Requirement:
Type out the entries again, keeping every word unchanged.

....

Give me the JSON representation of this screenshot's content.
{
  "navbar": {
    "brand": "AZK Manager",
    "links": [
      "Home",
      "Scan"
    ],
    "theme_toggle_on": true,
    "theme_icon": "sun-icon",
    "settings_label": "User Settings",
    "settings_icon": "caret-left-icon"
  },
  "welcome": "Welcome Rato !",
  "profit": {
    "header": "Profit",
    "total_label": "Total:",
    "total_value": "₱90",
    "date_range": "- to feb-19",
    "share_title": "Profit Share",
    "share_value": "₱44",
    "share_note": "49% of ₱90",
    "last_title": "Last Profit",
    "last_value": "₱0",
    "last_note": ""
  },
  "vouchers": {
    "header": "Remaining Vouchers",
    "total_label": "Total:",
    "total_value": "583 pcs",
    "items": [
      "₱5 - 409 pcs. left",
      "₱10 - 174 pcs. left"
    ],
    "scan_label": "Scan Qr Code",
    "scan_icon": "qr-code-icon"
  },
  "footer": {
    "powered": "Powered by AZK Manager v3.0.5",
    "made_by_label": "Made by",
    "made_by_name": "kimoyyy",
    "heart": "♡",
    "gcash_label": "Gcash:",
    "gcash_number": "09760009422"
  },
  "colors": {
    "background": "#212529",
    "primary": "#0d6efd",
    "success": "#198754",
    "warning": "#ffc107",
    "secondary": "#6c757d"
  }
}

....

Response to the exercise:
Give me the JSON representation of this screenshot's content.
{
  "navbar": {
    "brand": "AZK Manager",
    "links": [
      "Home",
      "Scan"
    ],
    "theme_toggle_on": true,
    "theme_icon": "sun-icon",
    "settings_label": "User Settings",
    "settings_icon": "caret-left-icon"
  },
  "welcome": "Welcome Rato !",
  "profit": {
    "header": "Profit",
    "total_label": "Total:",
    "total_value": "₱90",
    "date_range": "- to feb-19",
    "share_title": "Profit Share",
    "share_value": "₱44",
    "share_note": "49% of ₱90",
    "last_title": "Last Profit",
    "last_value": "₱0",
    "last_note": ""
  },
  "vouchers": {
    "header": "Remaining Vouchers",
    "total_label": "Total:",
    "total_value": "583 pcs",
    "items": [
      "₱5 - 409 pcs. left",
      "₱10 - 174 pcs. left"
    ],
    "scan_label": "Scan Qr Code",
    "scan_icon": "qr-code-icon"
  },
  "footer": {
    "powered": "Powered by AZK Manager v3.0.5",
    "made_by_label": "Made by",
    "made_by_name": "kimoyyy",
    "heart": "♡",
    "gcash_label": "Gcash:",
    "gcash_number": "09760009422"
  },
  "colors": {
    "background": "#212529",
    "primary": "#0d6efd",
    "success": "#198754",
    "warning": "#ffc107",
    "secondary": "#6c757d"
  }
}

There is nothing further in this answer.